> **Task goal**:
Among the records below, find each line bearing the word "AYAH" and copy it.

[Dataset rows describing interfaces]
......
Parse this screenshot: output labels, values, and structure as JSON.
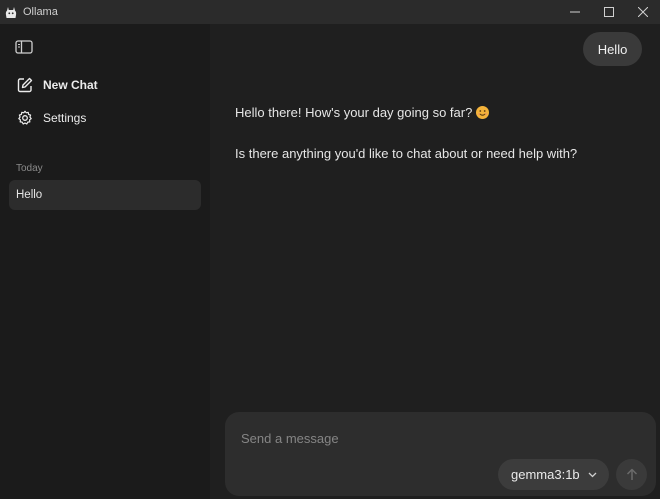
{
  "window": {
    "title": "Ollama"
  },
  "sidebar": {
    "new_chat_label": "New Chat",
    "settings_label": "Settings",
    "section_label": "Today",
    "history": [
      {
        "label": "Hello"
      }
    ]
  },
  "conversation": {
    "user_message": "Hello",
    "assistant_lines": [
      "Hello there! How's your day going so far?",
      "Is there anything you'd like to chat about or need help with?"
    ]
  },
  "composer": {
    "placeholder": "Send a message",
    "model": "gemma3:1b"
  },
  "colors": {
    "background": "#1f1f1f",
    "sidebar": "#1b1b1b",
    "titlebar": "#2b2b2b",
    "bubble": "#3a3a3a",
    "composer": "#2d2d2d",
    "emoji": "#f4b33a"
  },
  "icons": [
    "ollama-logo-icon",
    "minimize-icon",
    "maximize-icon",
    "close-icon",
    "sidebar-toggle-icon",
    "compose-icon",
    "gear-icon",
    "smile-emoji-icon",
    "chevron-down-icon",
    "arrow-up-icon"
  ]
}
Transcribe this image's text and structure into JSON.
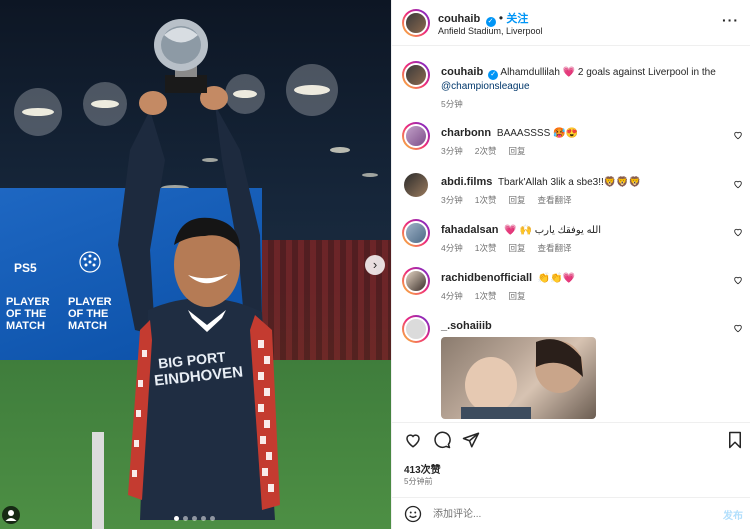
{
  "post": {
    "author": "couhaib",
    "follow_label": "关注",
    "location": "Anfield Stadium, Liverpool",
    "more_label": "···",
    "caption_text": "Alhamdullilah 💗 2 goals against Liverpool in the",
    "caption_link": "@championsleague",
    "caption_time": "5分钟"
  },
  "media": {
    "banner_line1": "PLAYER",
    "banner_line2": "OF THE",
    "banner_line3": "MATCH",
    "banner_ps5": "PS5",
    "next_label": "›",
    "shirt_line1": "BIG PORT",
    "shirt_line2": "EINDHOVEN",
    "carousel_total": 5,
    "carousel_active": 0
  },
  "comments": [
    {
      "user": "charbonn",
      "text": "BAAASSSS 🥵😍",
      "time": "3分钟",
      "likes": "2次赞",
      "reply": "回复",
      "translate": ""
    },
    {
      "user": "abdi.films",
      "text": "Tbark'Allah 3lik a sbe3!!🦁🦁🦁",
      "time": "3分钟",
      "likes": "1次赞",
      "reply": "回复",
      "translate": "查看翻译"
    },
    {
      "user": "fahadalsan",
      "text": "💗 🙌 الله يوفقك يارب",
      "time": "4分钟",
      "likes": "1次赞",
      "reply": "回复",
      "translate": "查看翻译"
    },
    {
      "user": "rachidbenofficiall",
      "text": "👏👏💗",
      "time": "4分钟",
      "likes": "1次赞",
      "reply": "回复",
      "translate": ""
    },
    {
      "user": "_.sohaiiib",
      "text": "",
      "time": "",
      "likes": "",
      "reply": "",
      "translate": ""
    }
  ],
  "footer": {
    "likes": "413次赞",
    "time_ago": "5分钟前",
    "comment_placeholder": "添加评论...",
    "post_label": "发布"
  },
  "colors": {
    "accent": "#0095f6",
    "muted": "#737373",
    "text": "#262626"
  }
}
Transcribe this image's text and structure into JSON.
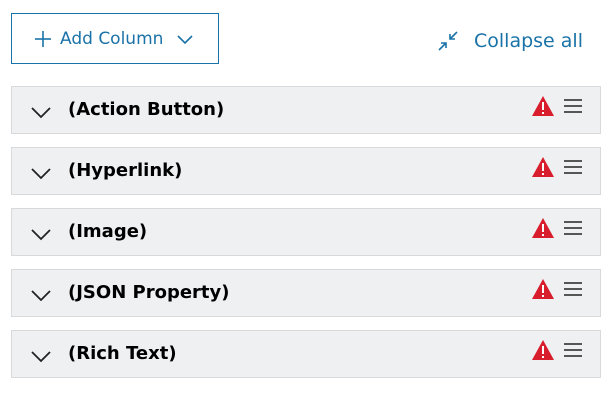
{
  "toolbar": {
    "add_column_label": "Add Column",
    "add_column_icon": "plus-icon",
    "add_column_dropdown_icon": "chevron-down-icon",
    "collapse_all_label": "Collapse all",
    "collapse_all_icon": "collapse-arrows-icon",
    "accent_color": "#1a73a8"
  },
  "columns": [
    {
      "label": "(Action Button)",
      "warning_icon": "warning-icon",
      "menu_icon": "drag-handle-icon",
      "expand_icon": "chevron-down-icon"
    },
    {
      "label": " (Hyperlink)",
      "warning_icon": "warning-icon",
      "menu_icon": "drag-handle-icon",
      "expand_icon": "chevron-down-icon"
    },
    {
      "label": " (Image)",
      "warning_icon": "warning-icon",
      "menu_icon": "drag-handle-icon",
      "expand_icon": "chevron-down-icon"
    },
    {
      "label": "(JSON Property)",
      "warning_icon": "warning-icon",
      "menu_icon": "drag-handle-icon",
      "expand_icon": "chevron-down-icon"
    },
    {
      "label": "(Rich Text)",
      "warning_icon": "warning-icon",
      "menu_icon": "drag-handle-icon",
      "expand_icon": "chevron-down-icon"
    }
  ],
  "colors": {
    "warning": "#d81e2c",
    "row_background": "#eff0f2",
    "row_border": "#d8d9db"
  }
}
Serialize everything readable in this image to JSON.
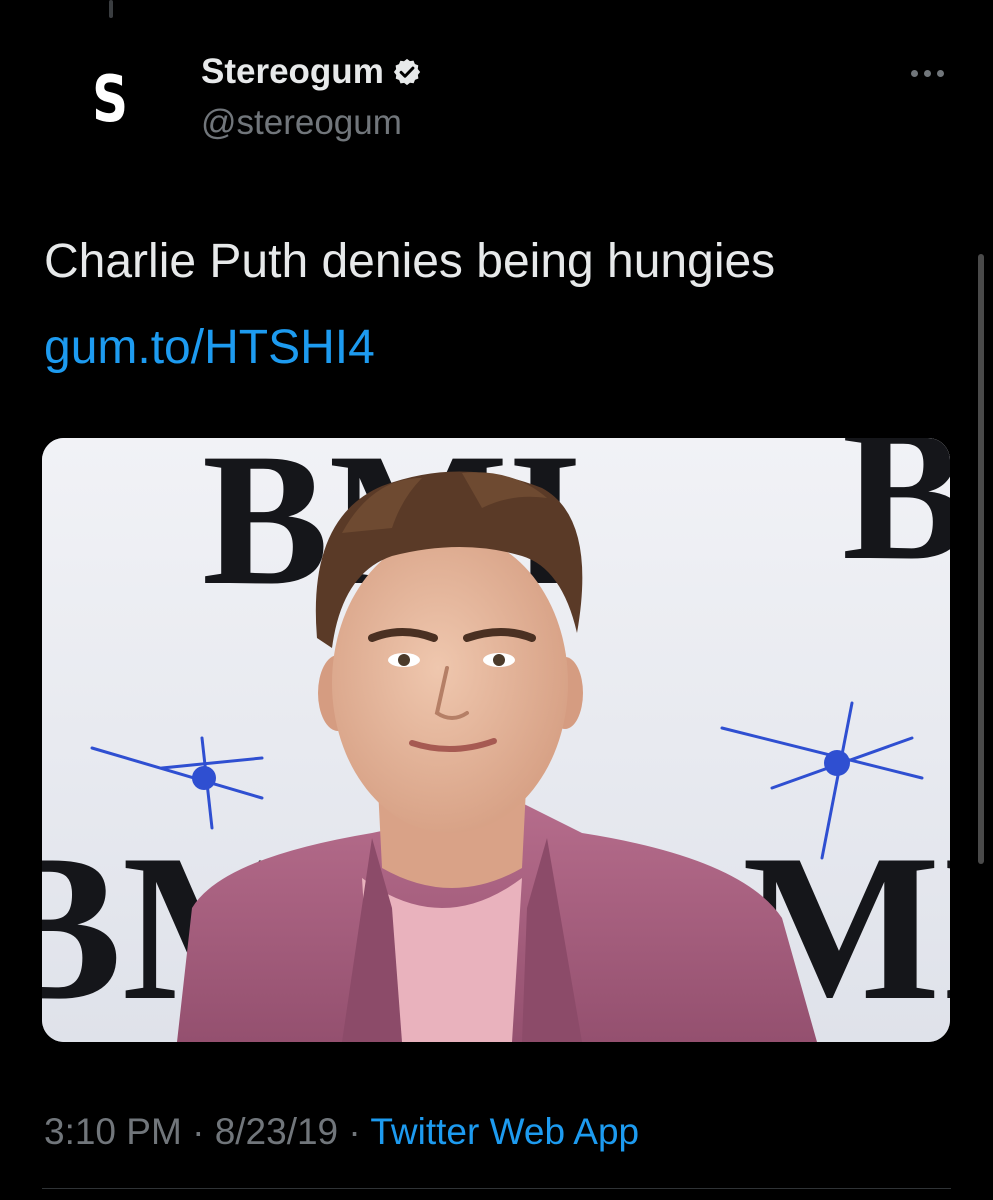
{
  "tweet": {
    "author": {
      "avatar_letter": "S",
      "display_name": "Stereogum",
      "handle": "@stereogum",
      "verified": true
    },
    "text": "Charlie Puth denies being hungies",
    "link": "gum.to/HTSHI4",
    "media": {
      "backdrop_logo_text": "BMI"
    },
    "timestamp": {
      "time": "3:10 PM",
      "separator": "·",
      "date": "8/23/19",
      "source": "Twitter Web App"
    }
  },
  "icons": {
    "verified": "verified-badge-icon",
    "more": "more-options-icon"
  },
  "colors": {
    "background": "#000000",
    "primary_text": "#e7e9ea",
    "secondary_text": "#71767b",
    "link": "#1d9bf0"
  }
}
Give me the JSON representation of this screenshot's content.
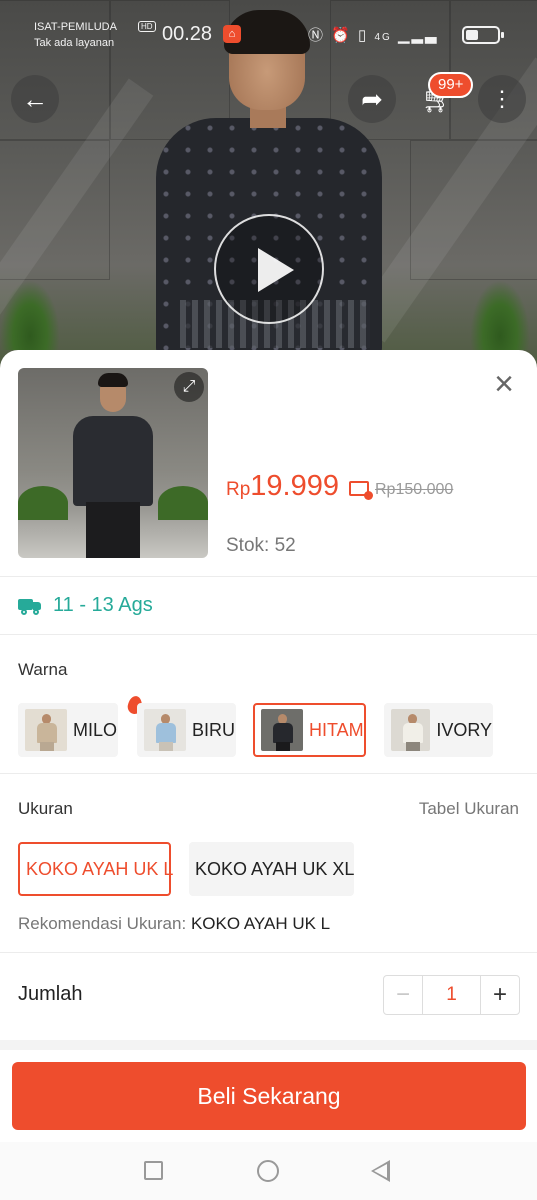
{
  "status_bar": {
    "carrier": "ISAT-PEMILUDA",
    "carrier_sub": "Tak ada layanan",
    "hd": "HD",
    "time": "00.28",
    "network": "4G"
  },
  "top_bar": {
    "cart_badge": "99+"
  },
  "product": {
    "price_currency": "Rp",
    "price_value": "19.999",
    "original_price": "Rp150.000",
    "stock_text": "Stok: 52"
  },
  "shipping": {
    "estimate": "11 - 13 Ags",
    "color": "#26aa99"
  },
  "color_section": {
    "title": "Warna",
    "options": [
      {
        "label": "MILO",
        "selected": false,
        "hot": true
      },
      {
        "label": "BIRU",
        "selected": false,
        "hot": false
      },
      {
        "label": "HITAM",
        "selected": true,
        "hot": false
      },
      {
        "label": "IVORY",
        "selected": false,
        "hot": false
      }
    ]
  },
  "size_section": {
    "title": "Ukuran",
    "size_table_link": "Tabel Ukuran",
    "options": [
      {
        "label": "KOKO AYAH UK L",
        "selected": true
      },
      {
        "label": "KOKO AYAH UK XL",
        "selected": false
      }
    ],
    "recommendation_label": "Rekomendasi Ukuran:",
    "recommendation_value": "KOKO AYAH UK L"
  },
  "quantity": {
    "label": "Jumlah",
    "minus": "−",
    "value": "1",
    "plus": "+"
  },
  "buy_button": {
    "label": "Beli Sekarang"
  },
  "colors": {
    "accent": "#ee4d2d",
    "shipping": "#26aa99"
  }
}
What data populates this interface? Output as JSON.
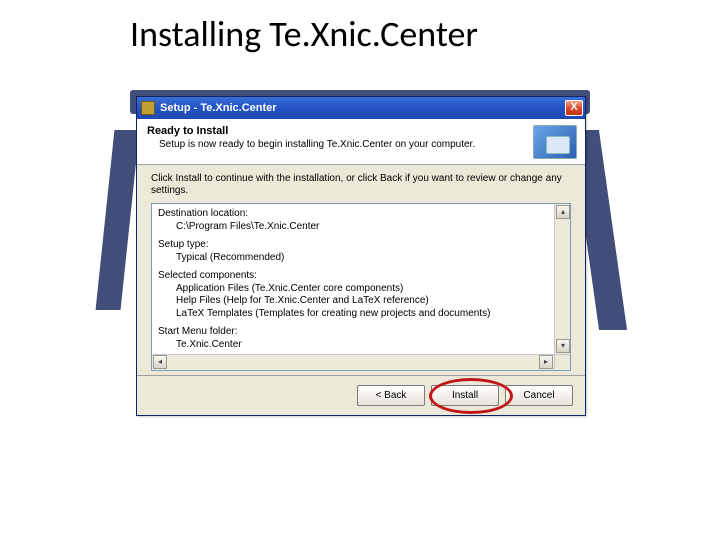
{
  "slide": {
    "title": "Installing Te.Xnic.Center"
  },
  "window": {
    "title_prefix": "Setup - ",
    "title_app": "Te.Xnic.Center",
    "close": "X"
  },
  "header": {
    "title": "Ready to Install",
    "subtitle": "Setup is now ready to begin installing Te.Xnic.Center on your computer."
  },
  "content": {
    "instruction": "Click Install to continue with the installation, or click Back if you want to review or change any settings.",
    "sections": [
      {
        "label": "Destination location:",
        "value": "C:\\Program Files\\Te.Xnic.Center"
      },
      {
        "label": "Setup type:",
        "value": "Typical (Recommended)"
      },
      {
        "label": "Selected components:",
        "value": "Application Files (Te.Xnic.Center core components)\nHelp Files (Help for Te.Xnic.Center and LaTeX reference)\nLaTeX Templates (Templates for creating new projects and documents)"
      },
      {
        "label": "Start Menu folder:",
        "value": "Te.Xnic.Center"
      }
    ]
  },
  "buttons": {
    "back": "< Back",
    "install": "Install",
    "cancel": "Cancel"
  }
}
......
> **Answer to the problem**:
        "label": "KOKO AYAH UK L",
        "label": "KOKO AYAH UK XL",
    "recommendation_value": "KOKO AYAH UK L"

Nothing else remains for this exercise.